Hugh And yet they are all wrong.

The future of marketing isn’t in new and exciting technology. It is in what we say, not where it’s said.

Look, I’m as much a geek for all the new toys as the next guy. New Facebook app that shows my lineage back to the Czar of Russia, heck yes. A widget that tracks the orbital decay of the moon, tell me where to click.

But take a close look at any discussion of Web 2.0, 3.0 or beyond, and odds are that you won’t find any talk about the message, only how it is delivered. And that’s not right.

If you want to serve your clients and your agency well, screw the technology. There are always people around who can figure out how to make it work. Focus your attention on what to say, and to whom. Content is the real coin of the realm, now more than ever.

What can you offer your customer to gain their attention and time? Look at the airlines – flight delays, last minute sales, special offers; customers fall all over themselves requesting that information.

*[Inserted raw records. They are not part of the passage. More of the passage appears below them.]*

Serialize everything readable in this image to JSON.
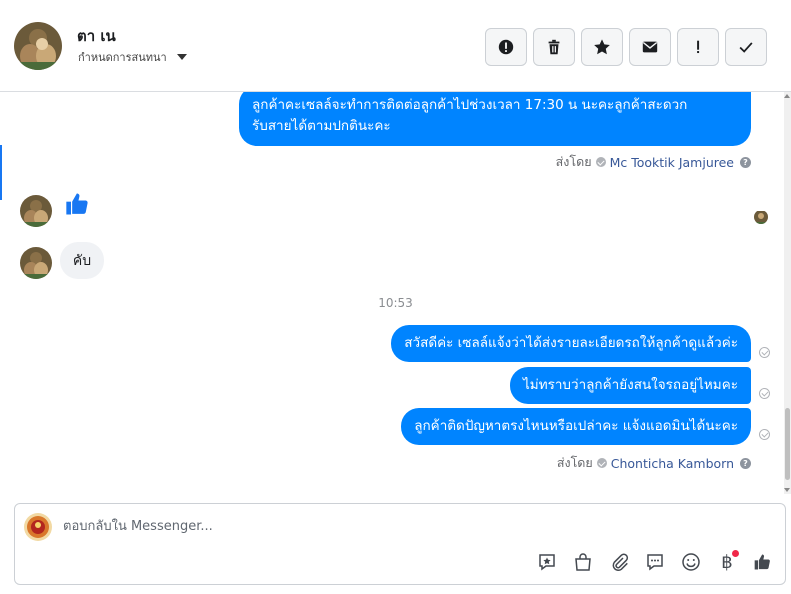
{
  "header": {
    "name": "ตา เน",
    "assign_label": "กำหนดการสนทนา"
  },
  "thread": {
    "msg1_line1": "ลูกค้าคะเซลล์จะทำการติดต่อลูกค้าไปช่วงเวลา 17:30 น นะคะลูกค้าสะดวก",
    "msg1_line2": "รับสายได้ตามปกตินะคะ",
    "sent_by_1": {
      "label": "ส่งโดย",
      "name": "Mc Tooktik Jamjuree"
    },
    "reply_in": "คับ",
    "time": "10:53",
    "msg2": "สวัสดีค่ะ เซลล์แจ้งว่าได้ส่งรายละเอียดรถให้ลูกค้าดูแล้วค่ะ",
    "msg3": "ไม่ทราบว่าลูกค้ายังสนใจรถอยู่ไหมคะ",
    "msg4": "ลูกค้าติดปัญหาตรงไหนหรือเปล่าคะ แจ้งแอดมินได้นะคะ",
    "sent_by_2": {
      "label": "ส่งโดย",
      "name": "Chonticha Kamborn"
    }
  },
  "composer": {
    "placeholder": "ตอบกลับใน Messenger...",
    "baht_symbol": "฿"
  },
  "icons": {
    "header_actions": [
      "alert-circle-icon",
      "trash-icon",
      "star-icon",
      "envelope-icon",
      "exclamation-icon",
      "check-icon"
    ],
    "composer_tools": [
      "saved-reply-icon",
      "shop-bag-icon",
      "attachment-icon",
      "quick-reply-icon",
      "emoji-icon",
      "baht-payment-icon",
      "like-icon"
    ]
  },
  "colors": {
    "bubble_out": "#0084ff",
    "bubble_in": "#f0f2f5",
    "accent": "#1877f2",
    "notify_dot": "#f02849"
  }
}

Or maybe your customers will step forward for inside information, legal of course, the type of stuff that feeds their need to be the first to know. Look at your own inbox. How many news alerts do you have just so that you can know something before your colleagues or friends?

Technology doesn’t create that content. It is merely a tool for making it more accessible to your customers.

The same can be said for the printing press and radio. Indeed, I’d suggest that media barons were the first integrated marketers. They realized that by feeding people’s need for information, they could serve up a heaping side dish of advertising. Unfortunately their grandchildren seem to have forgotten that lesson. But that’s another rant.

Admittedly not every company has valuable content laying around. That’s when it pays to listen. What are your customers talking about? What excites them? Find that and then create a stage for their interests.

Doritos_2 Look at Doritos. Who beyond the age of 14 is going to spend hours in the world of cheese-flavored tortilla chips? But, their target audience will spend countless hours wrapped up in music and MySpace. Enter Crash the Super Bowl, where this year Doritos lets fans pick what unknown band will get 60-seconds of coveted airtime.

This isn’t some annoying product placement, where shoving a brand name into a show either goes unnoticed or interrupts my viewing pleasure. This is rock-solid marketing 101 in the Internet age. Doritos is using its clout and budget to empower its customers. By leveraging the content from these bands, it is gaining a deeper connection with Doritos target market.

I seriously doubt someone on that project said "MySpace is cool. Let’s do something with that?" Get the point? Please, tell me you do.

So, by all means learn all you can about the newest digital toys. Just remember Internet speed can kill a bad idea just as quickly as it will accelerate a good one.